EXERCISE: Find out how many lines of the listing below include "values" and report only that number.

TASK MATERIAL:

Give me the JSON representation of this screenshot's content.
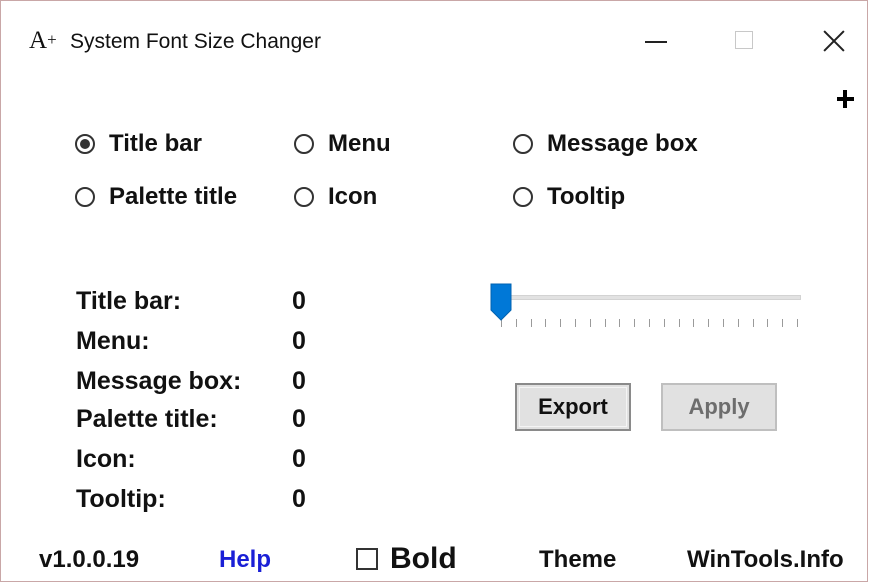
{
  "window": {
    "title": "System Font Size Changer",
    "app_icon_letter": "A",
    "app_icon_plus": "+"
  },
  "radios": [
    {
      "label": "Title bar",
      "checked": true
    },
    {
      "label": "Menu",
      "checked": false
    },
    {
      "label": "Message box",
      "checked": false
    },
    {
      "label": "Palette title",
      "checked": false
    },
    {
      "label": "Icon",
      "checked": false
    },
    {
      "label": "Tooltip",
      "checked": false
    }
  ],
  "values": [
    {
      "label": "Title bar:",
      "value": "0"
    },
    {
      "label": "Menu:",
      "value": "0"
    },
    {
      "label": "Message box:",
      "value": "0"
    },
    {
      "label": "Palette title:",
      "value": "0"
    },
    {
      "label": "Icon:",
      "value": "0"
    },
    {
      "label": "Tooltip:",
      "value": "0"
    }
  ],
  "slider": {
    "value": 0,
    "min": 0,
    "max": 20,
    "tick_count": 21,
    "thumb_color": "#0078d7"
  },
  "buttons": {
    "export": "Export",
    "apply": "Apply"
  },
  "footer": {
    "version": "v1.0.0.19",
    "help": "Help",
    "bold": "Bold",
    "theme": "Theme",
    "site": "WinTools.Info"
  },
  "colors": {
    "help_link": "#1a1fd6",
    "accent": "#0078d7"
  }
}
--
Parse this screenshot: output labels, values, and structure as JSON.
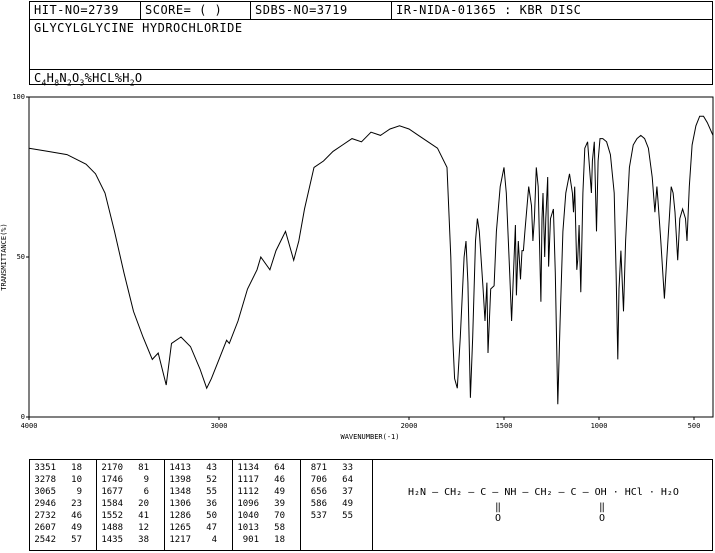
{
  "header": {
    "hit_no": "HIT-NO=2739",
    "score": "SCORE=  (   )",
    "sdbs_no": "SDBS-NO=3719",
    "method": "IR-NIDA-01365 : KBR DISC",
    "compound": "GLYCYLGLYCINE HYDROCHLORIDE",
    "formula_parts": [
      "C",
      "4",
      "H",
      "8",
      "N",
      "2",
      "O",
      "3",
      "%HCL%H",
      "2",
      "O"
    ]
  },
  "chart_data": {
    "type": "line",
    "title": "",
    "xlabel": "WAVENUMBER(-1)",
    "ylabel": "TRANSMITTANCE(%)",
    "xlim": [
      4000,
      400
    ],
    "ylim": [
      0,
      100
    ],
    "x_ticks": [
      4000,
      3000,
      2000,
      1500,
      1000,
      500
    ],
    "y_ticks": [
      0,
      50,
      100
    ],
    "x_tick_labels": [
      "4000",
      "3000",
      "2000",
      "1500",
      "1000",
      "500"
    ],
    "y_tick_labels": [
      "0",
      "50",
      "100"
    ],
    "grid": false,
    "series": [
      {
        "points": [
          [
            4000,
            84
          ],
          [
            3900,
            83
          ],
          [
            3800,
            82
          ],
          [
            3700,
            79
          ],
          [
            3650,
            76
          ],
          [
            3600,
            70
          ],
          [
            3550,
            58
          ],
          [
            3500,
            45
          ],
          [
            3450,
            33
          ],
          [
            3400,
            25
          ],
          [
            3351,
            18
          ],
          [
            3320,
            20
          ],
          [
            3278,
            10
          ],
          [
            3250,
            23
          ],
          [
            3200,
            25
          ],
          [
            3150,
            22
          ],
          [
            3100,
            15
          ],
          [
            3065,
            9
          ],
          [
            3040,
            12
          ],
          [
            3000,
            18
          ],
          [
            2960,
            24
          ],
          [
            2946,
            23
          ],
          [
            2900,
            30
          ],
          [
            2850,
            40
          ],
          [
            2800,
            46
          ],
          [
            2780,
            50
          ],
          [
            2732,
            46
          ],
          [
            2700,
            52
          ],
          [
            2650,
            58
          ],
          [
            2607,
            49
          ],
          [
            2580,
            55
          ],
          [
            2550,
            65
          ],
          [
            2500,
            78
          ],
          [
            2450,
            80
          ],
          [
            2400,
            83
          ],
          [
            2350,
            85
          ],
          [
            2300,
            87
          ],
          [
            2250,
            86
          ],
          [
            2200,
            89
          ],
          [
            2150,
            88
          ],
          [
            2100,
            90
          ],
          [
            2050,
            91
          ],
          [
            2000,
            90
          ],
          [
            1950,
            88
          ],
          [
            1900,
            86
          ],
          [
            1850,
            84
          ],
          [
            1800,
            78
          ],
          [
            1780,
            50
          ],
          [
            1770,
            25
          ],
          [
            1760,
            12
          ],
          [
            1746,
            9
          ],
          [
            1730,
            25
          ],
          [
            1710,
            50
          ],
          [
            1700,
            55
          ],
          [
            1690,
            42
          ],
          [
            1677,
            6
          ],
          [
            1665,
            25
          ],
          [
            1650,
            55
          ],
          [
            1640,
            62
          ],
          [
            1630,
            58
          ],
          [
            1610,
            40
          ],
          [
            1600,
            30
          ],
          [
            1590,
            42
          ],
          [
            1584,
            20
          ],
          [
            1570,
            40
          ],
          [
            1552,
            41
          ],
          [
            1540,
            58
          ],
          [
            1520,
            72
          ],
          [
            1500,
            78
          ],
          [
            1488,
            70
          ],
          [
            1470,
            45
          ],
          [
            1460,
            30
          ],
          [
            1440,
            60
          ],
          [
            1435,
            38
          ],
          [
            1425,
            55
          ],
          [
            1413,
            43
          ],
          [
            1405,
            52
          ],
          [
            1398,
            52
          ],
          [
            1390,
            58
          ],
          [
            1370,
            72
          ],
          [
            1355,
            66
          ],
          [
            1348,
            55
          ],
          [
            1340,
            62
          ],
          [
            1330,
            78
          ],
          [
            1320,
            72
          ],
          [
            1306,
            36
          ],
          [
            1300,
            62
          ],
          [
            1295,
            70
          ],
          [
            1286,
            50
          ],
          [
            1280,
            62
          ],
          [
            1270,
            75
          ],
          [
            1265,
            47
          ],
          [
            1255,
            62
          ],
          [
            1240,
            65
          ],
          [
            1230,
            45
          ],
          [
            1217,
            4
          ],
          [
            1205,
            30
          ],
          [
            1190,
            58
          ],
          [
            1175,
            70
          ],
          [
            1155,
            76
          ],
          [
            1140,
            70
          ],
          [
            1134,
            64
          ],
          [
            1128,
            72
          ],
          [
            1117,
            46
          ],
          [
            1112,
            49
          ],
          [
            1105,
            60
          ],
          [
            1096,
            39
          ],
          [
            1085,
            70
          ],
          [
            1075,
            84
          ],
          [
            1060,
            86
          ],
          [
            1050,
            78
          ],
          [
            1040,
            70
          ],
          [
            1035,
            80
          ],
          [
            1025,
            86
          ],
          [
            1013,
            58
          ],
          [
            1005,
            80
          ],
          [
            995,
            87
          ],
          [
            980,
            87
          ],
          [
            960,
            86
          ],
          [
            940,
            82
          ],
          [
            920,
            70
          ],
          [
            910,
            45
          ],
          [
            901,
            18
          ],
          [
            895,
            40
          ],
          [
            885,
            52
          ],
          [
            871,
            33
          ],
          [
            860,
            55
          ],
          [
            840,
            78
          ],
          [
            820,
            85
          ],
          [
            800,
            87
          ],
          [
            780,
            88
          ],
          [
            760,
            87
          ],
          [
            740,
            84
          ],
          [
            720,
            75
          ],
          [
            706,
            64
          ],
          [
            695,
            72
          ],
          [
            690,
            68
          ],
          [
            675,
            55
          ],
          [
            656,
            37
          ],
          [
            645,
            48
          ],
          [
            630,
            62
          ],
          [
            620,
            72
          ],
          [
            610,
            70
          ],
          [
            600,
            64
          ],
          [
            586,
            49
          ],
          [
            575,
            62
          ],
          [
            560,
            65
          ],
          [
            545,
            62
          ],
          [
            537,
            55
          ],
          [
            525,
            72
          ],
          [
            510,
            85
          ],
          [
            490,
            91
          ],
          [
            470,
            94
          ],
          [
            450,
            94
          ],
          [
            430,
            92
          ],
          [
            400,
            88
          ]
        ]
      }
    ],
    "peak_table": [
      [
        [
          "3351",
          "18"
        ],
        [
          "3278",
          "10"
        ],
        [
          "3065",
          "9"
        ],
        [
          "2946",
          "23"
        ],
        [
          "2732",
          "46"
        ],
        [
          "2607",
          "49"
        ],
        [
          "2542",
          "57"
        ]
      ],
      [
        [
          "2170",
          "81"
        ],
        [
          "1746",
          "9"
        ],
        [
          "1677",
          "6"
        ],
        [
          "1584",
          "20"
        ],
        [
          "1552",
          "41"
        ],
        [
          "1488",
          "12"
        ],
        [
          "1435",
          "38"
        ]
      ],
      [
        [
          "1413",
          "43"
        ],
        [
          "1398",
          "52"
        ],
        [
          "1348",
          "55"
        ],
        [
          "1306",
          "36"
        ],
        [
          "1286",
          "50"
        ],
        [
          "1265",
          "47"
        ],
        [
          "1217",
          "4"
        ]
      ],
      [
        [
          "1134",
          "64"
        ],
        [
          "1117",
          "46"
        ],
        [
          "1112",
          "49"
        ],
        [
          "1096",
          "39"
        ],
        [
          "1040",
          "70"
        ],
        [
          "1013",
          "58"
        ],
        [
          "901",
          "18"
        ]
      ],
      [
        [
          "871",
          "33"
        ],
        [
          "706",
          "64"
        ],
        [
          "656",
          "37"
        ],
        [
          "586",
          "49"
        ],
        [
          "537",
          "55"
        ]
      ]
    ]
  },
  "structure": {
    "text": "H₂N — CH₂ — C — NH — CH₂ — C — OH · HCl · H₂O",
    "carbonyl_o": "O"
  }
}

SOLUTION FOR THIS EXERCISE: 2